==== Listed records
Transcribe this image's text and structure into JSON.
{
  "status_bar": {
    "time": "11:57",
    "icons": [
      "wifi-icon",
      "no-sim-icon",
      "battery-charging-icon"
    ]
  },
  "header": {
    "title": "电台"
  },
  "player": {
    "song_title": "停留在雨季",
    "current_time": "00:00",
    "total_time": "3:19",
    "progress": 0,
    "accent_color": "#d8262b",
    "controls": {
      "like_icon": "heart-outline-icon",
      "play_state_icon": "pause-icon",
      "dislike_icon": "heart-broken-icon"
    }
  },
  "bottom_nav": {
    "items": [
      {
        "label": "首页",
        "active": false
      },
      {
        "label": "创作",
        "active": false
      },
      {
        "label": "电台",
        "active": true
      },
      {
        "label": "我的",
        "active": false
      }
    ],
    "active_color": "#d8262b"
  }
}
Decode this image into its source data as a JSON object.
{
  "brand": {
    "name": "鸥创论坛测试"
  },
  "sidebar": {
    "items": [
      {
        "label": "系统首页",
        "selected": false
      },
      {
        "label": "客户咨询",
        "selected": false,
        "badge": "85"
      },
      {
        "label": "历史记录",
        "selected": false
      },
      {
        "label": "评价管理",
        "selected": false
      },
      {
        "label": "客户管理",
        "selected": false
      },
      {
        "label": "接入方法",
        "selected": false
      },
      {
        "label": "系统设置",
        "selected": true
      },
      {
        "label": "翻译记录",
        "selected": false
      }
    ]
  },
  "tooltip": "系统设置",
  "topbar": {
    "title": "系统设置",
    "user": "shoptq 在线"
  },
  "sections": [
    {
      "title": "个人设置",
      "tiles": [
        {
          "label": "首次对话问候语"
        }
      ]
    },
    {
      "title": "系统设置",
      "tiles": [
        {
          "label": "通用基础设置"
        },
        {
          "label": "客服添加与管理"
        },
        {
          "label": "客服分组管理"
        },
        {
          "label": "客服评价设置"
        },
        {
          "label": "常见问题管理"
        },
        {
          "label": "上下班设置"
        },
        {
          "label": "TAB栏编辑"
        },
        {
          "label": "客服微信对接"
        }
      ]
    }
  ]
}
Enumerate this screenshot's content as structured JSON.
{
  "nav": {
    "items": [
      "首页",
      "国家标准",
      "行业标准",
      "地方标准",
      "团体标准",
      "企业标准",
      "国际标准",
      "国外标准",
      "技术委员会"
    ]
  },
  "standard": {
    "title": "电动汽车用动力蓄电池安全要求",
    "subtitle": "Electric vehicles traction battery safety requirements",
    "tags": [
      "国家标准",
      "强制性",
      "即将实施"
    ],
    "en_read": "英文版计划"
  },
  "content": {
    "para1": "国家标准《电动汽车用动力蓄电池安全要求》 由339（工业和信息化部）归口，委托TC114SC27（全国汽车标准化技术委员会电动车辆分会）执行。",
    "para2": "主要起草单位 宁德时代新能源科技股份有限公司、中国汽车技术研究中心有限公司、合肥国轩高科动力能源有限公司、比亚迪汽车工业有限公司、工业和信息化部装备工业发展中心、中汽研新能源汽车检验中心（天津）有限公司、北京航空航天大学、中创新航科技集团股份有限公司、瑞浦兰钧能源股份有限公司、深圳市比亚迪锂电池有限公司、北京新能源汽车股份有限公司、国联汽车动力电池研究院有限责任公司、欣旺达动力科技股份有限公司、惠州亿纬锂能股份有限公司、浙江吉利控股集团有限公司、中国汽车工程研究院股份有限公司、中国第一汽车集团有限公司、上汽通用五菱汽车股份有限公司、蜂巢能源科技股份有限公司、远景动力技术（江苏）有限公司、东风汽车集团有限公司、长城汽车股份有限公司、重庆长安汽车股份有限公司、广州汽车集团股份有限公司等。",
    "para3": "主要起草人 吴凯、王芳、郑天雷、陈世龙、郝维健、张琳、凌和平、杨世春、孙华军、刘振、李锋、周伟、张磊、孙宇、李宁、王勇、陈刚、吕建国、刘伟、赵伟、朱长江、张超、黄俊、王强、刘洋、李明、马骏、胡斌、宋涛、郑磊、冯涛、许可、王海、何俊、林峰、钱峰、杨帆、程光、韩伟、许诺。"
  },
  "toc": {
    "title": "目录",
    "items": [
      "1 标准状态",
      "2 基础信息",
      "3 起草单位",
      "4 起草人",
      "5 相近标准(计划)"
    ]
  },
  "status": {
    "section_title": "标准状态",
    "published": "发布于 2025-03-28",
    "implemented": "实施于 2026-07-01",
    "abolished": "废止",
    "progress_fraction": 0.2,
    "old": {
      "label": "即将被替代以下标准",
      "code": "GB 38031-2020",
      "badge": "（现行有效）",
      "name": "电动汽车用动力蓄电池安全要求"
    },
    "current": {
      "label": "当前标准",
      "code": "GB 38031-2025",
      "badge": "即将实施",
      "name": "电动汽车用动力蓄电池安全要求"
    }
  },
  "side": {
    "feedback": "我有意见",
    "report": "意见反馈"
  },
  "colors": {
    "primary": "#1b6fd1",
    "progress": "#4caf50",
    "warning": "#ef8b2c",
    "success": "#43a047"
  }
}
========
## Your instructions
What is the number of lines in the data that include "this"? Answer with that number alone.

## Task output
3